At both my undergraduate and my graduate institutions, I have been fortunate to have the opportunity to learn from and work with several erudite professors, intellectuals, and scholars, all of whom are renowned experts of Islamic Studies, published authors, and internationally recognized for their contributions to the Muslim world and to academia. These personalities have taken--and continue to take-- much time to discuss and debate with me various issues in Islamic Studies and Gender Studies and have thus carefully nurtured my intellectual curiosity and encouraged me to explore, without inhibition, important questions such as gender in Islam or the clash of culture with the Islamic dogma. I owe them lifetimes of gratitude.
I am deeply unsettled by the small percentage of Muslim female scholars within Islamic studies despite remarkable progress within the field. I want to explore disparities in the notion of authority in Islam and study exactly the influence of the low participation of female Muslim scholars on both the current situation and future directions of Islam and Muslims. One way we can encourage large involvement by all in the field of Islamic studies is by studying Islam from various possible viewpoints. Towards this objective, I want to study the essence of Muslimhood and its evolution throughout time and the development of various branches of Islam developed with their unique interpretations as well as to understand their theological justifications. I am convinced that if more Muslims studied Islam from a different perspective, the Muslim world will be able to achieve the long-awaited unity and, perhaps, even peace. (I have discussed this in another piece, entitled "On the Intellectual Mutilation of Today's Muslims.")

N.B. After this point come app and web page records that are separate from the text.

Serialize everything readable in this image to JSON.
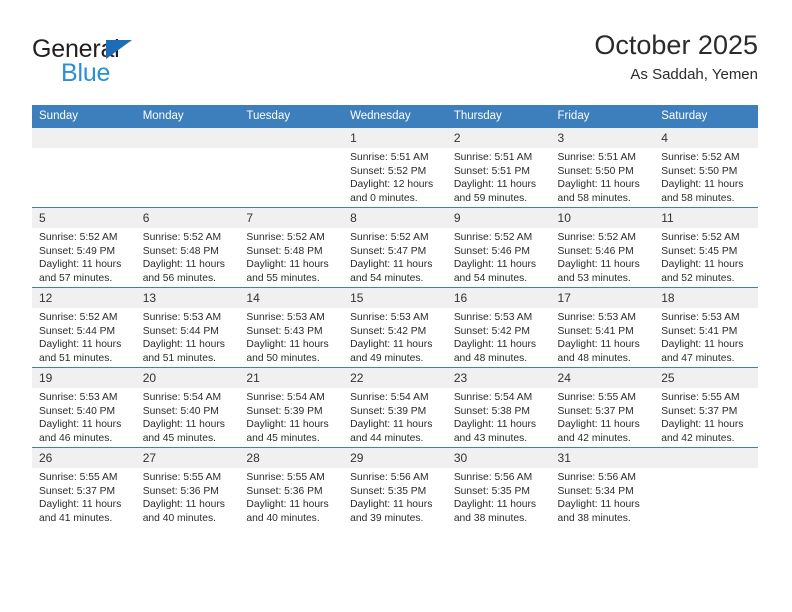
{
  "brand": {
    "name_part1": "General",
    "name_part2": "Blue",
    "accent_color": "#2b8fd4",
    "triangle_color": "#1d6cb5"
  },
  "header": {
    "title": "October 2025",
    "location": "As Saddah, Yemen"
  },
  "calendar": {
    "header_bg": "#3d7ebd",
    "daynum_bg": "#f0f0f0",
    "weekdays": [
      "Sunday",
      "Monday",
      "Tuesday",
      "Wednesday",
      "Thursday",
      "Friday",
      "Saturday"
    ],
    "weeks": [
      [
        {
          "day": "",
          "sunrise": "",
          "sunset": "",
          "daylight_line1": "",
          "daylight_line2": ""
        },
        {
          "day": "",
          "sunrise": "",
          "sunset": "",
          "daylight_line1": "",
          "daylight_line2": ""
        },
        {
          "day": "",
          "sunrise": "",
          "sunset": "",
          "daylight_line1": "",
          "daylight_line2": ""
        },
        {
          "day": "1",
          "sunrise": "Sunrise: 5:51 AM",
          "sunset": "Sunset: 5:52 PM",
          "daylight_line1": "Daylight: 12 hours",
          "daylight_line2": "and 0 minutes."
        },
        {
          "day": "2",
          "sunrise": "Sunrise: 5:51 AM",
          "sunset": "Sunset: 5:51 PM",
          "daylight_line1": "Daylight: 11 hours",
          "daylight_line2": "and 59 minutes."
        },
        {
          "day": "3",
          "sunrise": "Sunrise: 5:51 AM",
          "sunset": "Sunset: 5:50 PM",
          "daylight_line1": "Daylight: 11 hours",
          "daylight_line2": "and 58 minutes."
        },
        {
          "day": "4",
          "sunrise": "Sunrise: 5:52 AM",
          "sunset": "Sunset: 5:50 PM",
          "daylight_line1": "Daylight: 11 hours",
          "daylight_line2": "and 58 minutes."
        }
      ],
      [
        {
          "day": "5",
          "sunrise": "Sunrise: 5:52 AM",
          "sunset": "Sunset: 5:49 PM",
          "daylight_line1": "Daylight: 11 hours",
          "daylight_line2": "and 57 minutes."
        },
        {
          "day": "6",
          "sunrise": "Sunrise: 5:52 AM",
          "sunset": "Sunset: 5:48 PM",
          "daylight_line1": "Daylight: 11 hours",
          "daylight_line2": "and 56 minutes."
        },
        {
          "day": "7",
          "sunrise": "Sunrise: 5:52 AM",
          "sunset": "Sunset: 5:48 PM",
          "daylight_line1": "Daylight: 11 hours",
          "daylight_line2": "and 55 minutes."
        },
        {
          "day": "8",
          "sunrise": "Sunrise: 5:52 AM",
          "sunset": "Sunset: 5:47 PM",
          "daylight_line1": "Daylight: 11 hours",
          "daylight_line2": "and 54 minutes."
        },
        {
          "day": "9",
          "sunrise": "Sunrise: 5:52 AM",
          "sunset": "Sunset: 5:46 PM",
          "daylight_line1": "Daylight: 11 hours",
          "daylight_line2": "and 54 minutes."
        },
        {
          "day": "10",
          "sunrise": "Sunrise: 5:52 AM",
          "sunset": "Sunset: 5:46 PM",
          "daylight_line1": "Daylight: 11 hours",
          "daylight_line2": "and 53 minutes."
        },
        {
          "day": "11",
          "sunrise": "Sunrise: 5:52 AM",
          "sunset": "Sunset: 5:45 PM",
          "daylight_line1": "Daylight: 11 hours",
          "daylight_line2": "and 52 minutes."
        }
      ],
      [
        {
          "day": "12",
          "sunrise": "Sunrise: 5:52 AM",
          "sunset": "Sunset: 5:44 PM",
          "daylight_line1": "Daylight: 11 hours",
          "daylight_line2": "and 51 minutes."
        },
        {
          "day": "13",
          "sunrise": "Sunrise: 5:53 AM",
          "sunset": "Sunset: 5:44 PM",
          "daylight_line1": "Daylight: 11 hours",
          "daylight_line2": "and 51 minutes."
        },
        {
          "day": "14",
          "sunrise": "Sunrise: 5:53 AM",
          "sunset": "Sunset: 5:43 PM",
          "daylight_line1": "Daylight: 11 hours",
          "daylight_line2": "and 50 minutes."
        },
        {
          "day": "15",
          "sunrise": "Sunrise: 5:53 AM",
          "sunset": "Sunset: 5:42 PM",
          "daylight_line1": "Daylight: 11 hours",
          "daylight_line2": "and 49 minutes."
        },
        {
          "day": "16",
          "sunrise": "Sunrise: 5:53 AM",
          "sunset": "Sunset: 5:42 PM",
          "daylight_line1": "Daylight: 11 hours",
          "daylight_line2": "and 48 minutes."
        },
        {
          "day": "17",
          "sunrise": "Sunrise: 5:53 AM",
          "sunset": "Sunset: 5:41 PM",
          "daylight_line1": "Daylight: 11 hours",
          "daylight_line2": "and 48 minutes."
        },
        {
          "day": "18",
          "sunrise": "Sunrise: 5:53 AM",
          "sunset": "Sunset: 5:41 PM",
          "daylight_line1": "Daylight: 11 hours",
          "daylight_line2": "and 47 minutes."
        }
      ],
      [
        {
          "day": "19",
          "sunrise": "Sunrise: 5:53 AM",
          "sunset": "Sunset: 5:40 PM",
          "daylight_line1": "Daylight: 11 hours",
          "daylight_line2": "and 46 minutes."
        },
        {
          "day": "20",
          "sunrise": "Sunrise: 5:54 AM",
          "sunset": "Sunset: 5:40 PM",
          "daylight_line1": "Daylight: 11 hours",
          "daylight_line2": "and 45 minutes."
        },
        {
          "day": "21",
          "sunrise": "Sunrise: 5:54 AM",
          "sunset": "Sunset: 5:39 PM",
          "daylight_line1": "Daylight: 11 hours",
          "daylight_line2": "and 45 minutes."
        },
        {
          "day": "22",
          "sunrise": "Sunrise: 5:54 AM",
          "sunset": "Sunset: 5:39 PM",
          "daylight_line1": "Daylight: 11 hours",
          "daylight_line2": "and 44 minutes."
        },
        {
          "day": "23",
          "sunrise": "Sunrise: 5:54 AM",
          "sunset": "Sunset: 5:38 PM",
          "daylight_line1": "Daylight: 11 hours",
          "daylight_line2": "and 43 minutes."
        },
        {
          "day": "24",
          "sunrise": "Sunrise: 5:55 AM",
          "sunset": "Sunset: 5:37 PM",
          "daylight_line1": "Daylight: 11 hours",
          "daylight_line2": "and 42 minutes."
        },
        {
          "day": "25",
          "sunrise": "Sunrise: 5:55 AM",
          "sunset": "Sunset: 5:37 PM",
          "daylight_line1": "Daylight: 11 hours",
          "daylight_line2": "and 42 minutes."
        }
      ],
      [
        {
          "day": "26",
          "sunrise": "Sunrise: 5:55 AM",
          "sunset": "Sunset: 5:37 PM",
          "daylight_line1": "Daylight: 11 hours",
          "daylight_line2": "and 41 minutes."
        },
        {
          "day": "27",
          "sunrise": "Sunrise: 5:55 AM",
          "sunset": "Sunset: 5:36 PM",
          "daylight_line1": "Daylight: 11 hours",
          "daylight_line2": "and 40 minutes."
        },
        {
          "day": "28",
          "sunrise": "Sunrise: 5:55 AM",
          "sunset": "Sunset: 5:36 PM",
          "daylight_line1": "Daylight: 11 hours",
          "daylight_line2": "and 40 minutes."
        },
        {
          "day": "29",
          "sunrise": "Sunrise: 5:56 AM",
          "sunset": "Sunset: 5:35 PM",
          "daylight_line1": "Daylight: 11 hours",
          "daylight_line2": "and 39 minutes."
        },
        {
          "day": "30",
          "sunrise": "Sunrise: 5:56 AM",
          "sunset": "Sunset: 5:35 PM",
          "daylight_line1": "Daylight: 11 hours",
          "daylight_line2": "and 38 minutes."
        },
        {
          "day": "31",
          "sunrise": "Sunrise: 5:56 AM",
          "sunset": "Sunset: 5:34 PM",
          "daylight_line1": "Daylight: 11 hours",
          "daylight_line2": "and 38 minutes."
        },
        {
          "day": "",
          "sunrise": "",
          "sunset": "",
          "daylight_line1": "",
          "daylight_line2": ""
        }
      ]
    ]
  }
}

Exploring in-depth topics in Islamic Studies has opened various avenues for me and the field is as intriguing as it is massive. I look forward to research on Pashtuns and other Muslims, expanding the projects I have already initiated [discussed in the larger version of this piece as well as throughout this blog]. I am confident that I have more to offer to Islamic Studies than to any other field, something that gives me a reason to be enthusiastic about not only my own future but the future of Islamic Studies as well.